# [WORK TO BE COMPLETED]
Each line in the entries that has the word "Bluetooth" has to be copied.
--- --- ---
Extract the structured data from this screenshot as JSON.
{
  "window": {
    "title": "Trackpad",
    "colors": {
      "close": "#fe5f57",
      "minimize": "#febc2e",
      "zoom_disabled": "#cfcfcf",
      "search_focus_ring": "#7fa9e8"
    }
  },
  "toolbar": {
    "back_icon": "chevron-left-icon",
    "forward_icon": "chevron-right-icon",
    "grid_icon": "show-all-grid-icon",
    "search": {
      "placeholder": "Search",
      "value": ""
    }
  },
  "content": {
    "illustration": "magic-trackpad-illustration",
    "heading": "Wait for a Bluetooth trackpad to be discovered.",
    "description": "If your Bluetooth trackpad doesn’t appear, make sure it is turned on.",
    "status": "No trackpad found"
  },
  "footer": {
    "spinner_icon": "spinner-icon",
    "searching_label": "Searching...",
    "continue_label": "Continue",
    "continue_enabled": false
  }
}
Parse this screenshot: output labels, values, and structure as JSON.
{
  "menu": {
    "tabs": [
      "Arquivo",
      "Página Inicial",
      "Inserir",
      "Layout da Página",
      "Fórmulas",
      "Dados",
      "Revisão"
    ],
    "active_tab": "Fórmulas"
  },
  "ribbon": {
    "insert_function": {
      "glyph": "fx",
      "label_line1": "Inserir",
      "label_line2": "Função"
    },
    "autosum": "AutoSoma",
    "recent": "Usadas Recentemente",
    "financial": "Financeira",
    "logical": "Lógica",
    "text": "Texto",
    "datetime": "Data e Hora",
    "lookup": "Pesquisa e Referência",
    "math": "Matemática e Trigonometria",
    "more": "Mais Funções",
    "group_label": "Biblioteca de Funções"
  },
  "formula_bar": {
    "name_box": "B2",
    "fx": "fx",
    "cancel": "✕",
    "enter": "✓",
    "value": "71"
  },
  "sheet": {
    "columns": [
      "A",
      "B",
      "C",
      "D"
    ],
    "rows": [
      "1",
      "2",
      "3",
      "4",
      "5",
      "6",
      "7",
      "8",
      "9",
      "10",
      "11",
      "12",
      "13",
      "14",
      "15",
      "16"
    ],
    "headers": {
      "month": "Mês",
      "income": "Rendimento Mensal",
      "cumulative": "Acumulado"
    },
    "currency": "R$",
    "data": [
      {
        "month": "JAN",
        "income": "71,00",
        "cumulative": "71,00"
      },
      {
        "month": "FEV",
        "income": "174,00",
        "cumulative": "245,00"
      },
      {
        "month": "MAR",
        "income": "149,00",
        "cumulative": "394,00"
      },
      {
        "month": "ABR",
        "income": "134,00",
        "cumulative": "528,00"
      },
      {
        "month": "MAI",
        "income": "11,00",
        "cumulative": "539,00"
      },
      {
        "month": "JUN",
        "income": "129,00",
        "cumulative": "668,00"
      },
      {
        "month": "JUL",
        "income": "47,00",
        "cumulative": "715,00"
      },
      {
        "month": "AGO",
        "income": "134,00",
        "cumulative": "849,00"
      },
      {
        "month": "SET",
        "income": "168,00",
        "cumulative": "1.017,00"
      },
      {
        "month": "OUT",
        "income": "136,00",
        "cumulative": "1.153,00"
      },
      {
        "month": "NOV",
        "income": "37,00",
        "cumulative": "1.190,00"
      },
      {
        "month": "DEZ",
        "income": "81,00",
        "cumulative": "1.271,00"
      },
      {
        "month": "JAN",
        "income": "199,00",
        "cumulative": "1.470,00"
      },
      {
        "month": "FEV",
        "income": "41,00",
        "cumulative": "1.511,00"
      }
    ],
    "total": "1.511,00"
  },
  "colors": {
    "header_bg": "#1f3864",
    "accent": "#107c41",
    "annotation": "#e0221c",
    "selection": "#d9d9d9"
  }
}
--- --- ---
# [EXPECTED ANSWER]
    "heading": "Wait for a Bluetooth trackpad to be discovered.",
    "description": "If your Bluetooth trackpad doesn’t appear, make sure it is turned on.",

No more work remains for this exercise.